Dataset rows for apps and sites
--- --- ---
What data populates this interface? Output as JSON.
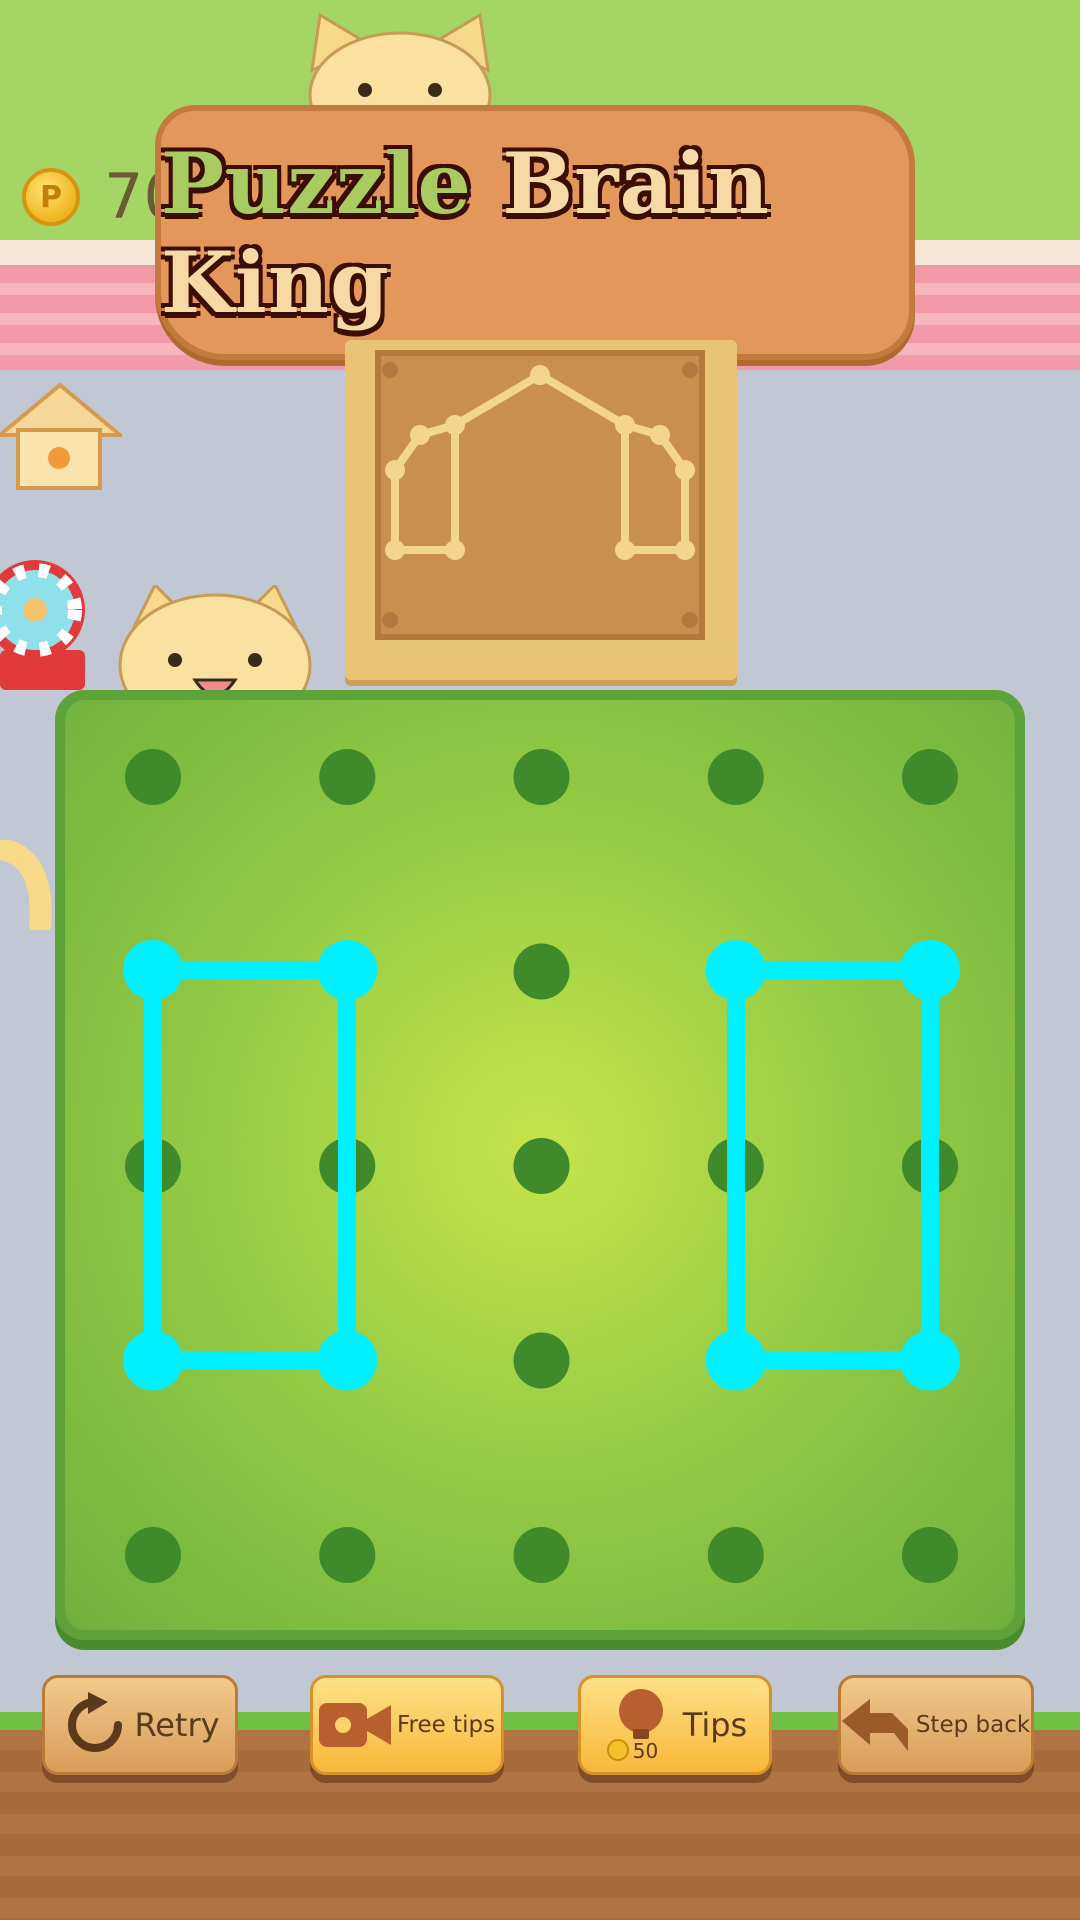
{
  "header": {
    "coin_count": "70",
    "coin_symbol": "P"
  },
  "title": {
    "part1": "Puzzle",
    "part2": "Brain King"
  },
  "board": {
    "dot_color": "#3f8a2a",
    "line_color": "#00f0ff",
    "grid_columns": 5,
    "grid_rows": 5
  },
  "buttons": {
    "retry": "Retry",
    "free_tips": "Free tips",
    "tips": "Tips",
    "tips_cost": "50",
    "step_back": "Step back"
  }
}
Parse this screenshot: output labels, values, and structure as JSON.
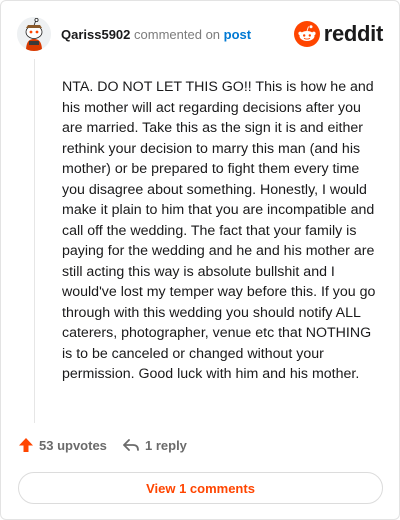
{
  "comment": {
    "author": "Qariss5902",
    "action_text": "commented on",
    "target_link": "post",
    "body": "NTA. DO NOT LET THIS GO!! This is how he and his mother will act regarding decisions after you are married. Take this as the sign it is and either rethink your decision to marry this man (and his mother) or be prepared to fight them every time you disagree about something. Honestly, I would make it plain to him that you are incompatible and call off the wedding. The fact that your family is paying for the wedding and he and his mother are still acting this way is absolute bullshit and I would've lost my temper way before this. If you go through with this wedding you should notify ALL caterers, photographer, venue etc that NOTHING is to be canceled or changed without your permission. Good luck with him and his mother."
  },
  "brand": {
    "wordmark": "reddit",
    "icon": "reddit-logo-icon",
    "color": "#ff4500"
  },
  "avatar": {
    "icon": "snoo-avatar-icon"
  },
  "actions": {
    "upvotes_label": "53 upvotes",
    "upvote_icon": "upvote-arrow-icon",
    "reply_label": "1 reply",
    "reply_icon": "reply-arrow-icon"
  },
  "view_comments_label": "View 1 comments",
  "colors": {
    "accent": "#ff4500",
    "link": "#0079d3",
    "muted": "#7c7c7c"
  }
}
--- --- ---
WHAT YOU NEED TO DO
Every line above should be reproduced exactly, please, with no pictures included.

RESULT
What data populates this interface? Output as JSON.
{
  "header": {
    "coin_count": "70",
    "coin_symbol": "P"
  },
  "title": {
    "part1": "Puzzle",
    "part2": "Brain King"
  },
  "board": {
    "dot_color": "#3f8a2a",
    "line_color": "#00f0ff",
    "grid_columns": 5,
    "grid_rows": 5
  },
  "buttons": {
    "retry": "Retry",
    "free_tips": "Free tips",
    "tips": "Tips",
    "tips_cost": "50",
    "step_back": "Step back"
  }
}
Parse this screenshot: output labels, values, and structure as JSON.
{
  "comment": {
    "author": "Qariss5902",
    "action_text": "commented on",
    "target_link": "post",
    "body": "NTA. DO NOT LET THIS GO!! This is how he and his mother will act regarding decisions after you are married. Take this as the sign it is and either rethink your decision to marry this man (and his mother) or be prepared to fight them every time you disagree about something. Honestly, I would make it plain to him that you are incompatible and call off the wedding. The fact that your family is paying for the wedding and he and his mother are still acting this way is absolute bullshit and I would've lost my temper way before this. If you go through with this wedding you should notify ALL caterers, photographer, venue etc that NOTHING is to be canceled or changed without your permission. Good luck with him and his mother."
  },
  "brand": {
    "wordmark": "reddit",
    "icon": "reddit-logo-icon",
    "color": "#ff4500"
  },
  "avatar": {
    "icon": "snoo-avatar-icon"
  },
  "actions": {
    "upvotes_label": "53 upvotes",
    "upvote_icon": "upvote-arrow-icon",
    "reply_label": "1 reply",
    "reply_icon": "reply-arrow-icon"
  },
  "view_comments_label": "View 1 comments",
  "colors": {
    "accent": "#ff4500",
    "link": "#0079d3",
    "muted": "#7c7c7c"
  }
}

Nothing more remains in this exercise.